(GIVEN RECORDS)

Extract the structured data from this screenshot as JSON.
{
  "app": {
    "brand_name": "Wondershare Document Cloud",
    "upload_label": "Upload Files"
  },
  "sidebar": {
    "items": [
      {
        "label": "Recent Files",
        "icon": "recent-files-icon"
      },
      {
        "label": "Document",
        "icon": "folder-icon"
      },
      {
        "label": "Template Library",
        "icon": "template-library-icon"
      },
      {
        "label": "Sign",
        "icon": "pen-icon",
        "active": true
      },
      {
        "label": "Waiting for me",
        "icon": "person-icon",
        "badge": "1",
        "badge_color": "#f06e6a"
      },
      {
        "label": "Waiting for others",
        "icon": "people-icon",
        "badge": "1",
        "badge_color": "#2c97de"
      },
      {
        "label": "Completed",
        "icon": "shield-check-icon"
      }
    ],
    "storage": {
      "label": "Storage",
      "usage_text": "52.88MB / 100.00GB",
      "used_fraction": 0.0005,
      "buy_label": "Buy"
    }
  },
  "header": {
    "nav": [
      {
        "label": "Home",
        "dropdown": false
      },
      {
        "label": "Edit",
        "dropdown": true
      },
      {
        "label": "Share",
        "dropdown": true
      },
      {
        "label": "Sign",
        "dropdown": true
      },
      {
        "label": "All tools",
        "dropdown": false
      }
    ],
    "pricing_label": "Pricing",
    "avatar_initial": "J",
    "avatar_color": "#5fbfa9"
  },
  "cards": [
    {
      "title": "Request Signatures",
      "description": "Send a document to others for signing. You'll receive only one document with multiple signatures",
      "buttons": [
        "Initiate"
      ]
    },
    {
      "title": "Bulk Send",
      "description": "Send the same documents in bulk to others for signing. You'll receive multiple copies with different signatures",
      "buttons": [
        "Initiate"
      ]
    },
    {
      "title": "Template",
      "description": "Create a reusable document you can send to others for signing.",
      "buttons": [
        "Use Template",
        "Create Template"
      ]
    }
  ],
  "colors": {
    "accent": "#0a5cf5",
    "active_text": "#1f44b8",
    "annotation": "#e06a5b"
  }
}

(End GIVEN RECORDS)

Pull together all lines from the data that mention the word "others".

• **ANSWER SECTION**
        "label": "Waiting for others",
      "description": "Send a document to others for signing. You'll receive only one document with multiple signatures",
      "description": "Send the same documents in bulk to others for signing. You'll receive multiple copies with different signatures",
      "description": "Create a reusable document you can send to others for signing.",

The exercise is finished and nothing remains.